> _What the exercise asks_: Within the lines below, find those that hold the string "Filenames" and copy each one.

[Start of Attachment]

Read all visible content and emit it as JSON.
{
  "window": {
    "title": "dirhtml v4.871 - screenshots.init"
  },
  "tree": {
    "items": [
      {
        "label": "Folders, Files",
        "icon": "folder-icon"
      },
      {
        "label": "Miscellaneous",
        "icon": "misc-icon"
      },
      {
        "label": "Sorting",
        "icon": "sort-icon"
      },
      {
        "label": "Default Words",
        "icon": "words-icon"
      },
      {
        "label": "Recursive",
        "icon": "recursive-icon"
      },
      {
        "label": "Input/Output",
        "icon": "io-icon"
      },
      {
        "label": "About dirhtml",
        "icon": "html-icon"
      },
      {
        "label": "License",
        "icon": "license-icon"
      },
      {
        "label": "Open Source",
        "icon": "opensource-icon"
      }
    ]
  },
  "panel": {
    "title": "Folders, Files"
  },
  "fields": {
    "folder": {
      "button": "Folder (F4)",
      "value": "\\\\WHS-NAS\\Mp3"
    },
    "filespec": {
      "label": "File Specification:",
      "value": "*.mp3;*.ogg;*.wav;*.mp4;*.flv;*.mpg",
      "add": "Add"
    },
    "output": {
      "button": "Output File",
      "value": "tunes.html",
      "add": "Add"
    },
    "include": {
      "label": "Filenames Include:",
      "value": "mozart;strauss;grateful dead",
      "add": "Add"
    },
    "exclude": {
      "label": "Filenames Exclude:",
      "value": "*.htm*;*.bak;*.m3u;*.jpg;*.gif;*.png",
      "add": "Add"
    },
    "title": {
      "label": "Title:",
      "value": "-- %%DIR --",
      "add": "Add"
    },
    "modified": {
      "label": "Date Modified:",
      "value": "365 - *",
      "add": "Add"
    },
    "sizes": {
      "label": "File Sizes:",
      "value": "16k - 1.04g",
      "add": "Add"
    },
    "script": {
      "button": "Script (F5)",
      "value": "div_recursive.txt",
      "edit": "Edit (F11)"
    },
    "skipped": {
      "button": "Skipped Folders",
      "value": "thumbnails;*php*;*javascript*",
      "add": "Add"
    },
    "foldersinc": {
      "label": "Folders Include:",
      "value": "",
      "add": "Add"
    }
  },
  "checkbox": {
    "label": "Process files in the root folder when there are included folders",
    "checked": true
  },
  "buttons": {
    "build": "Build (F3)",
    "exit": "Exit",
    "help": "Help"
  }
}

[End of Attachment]

> _Answer to the problem_:
      "label": "Filenames Include:",
      "label": "Filenames Exclude:",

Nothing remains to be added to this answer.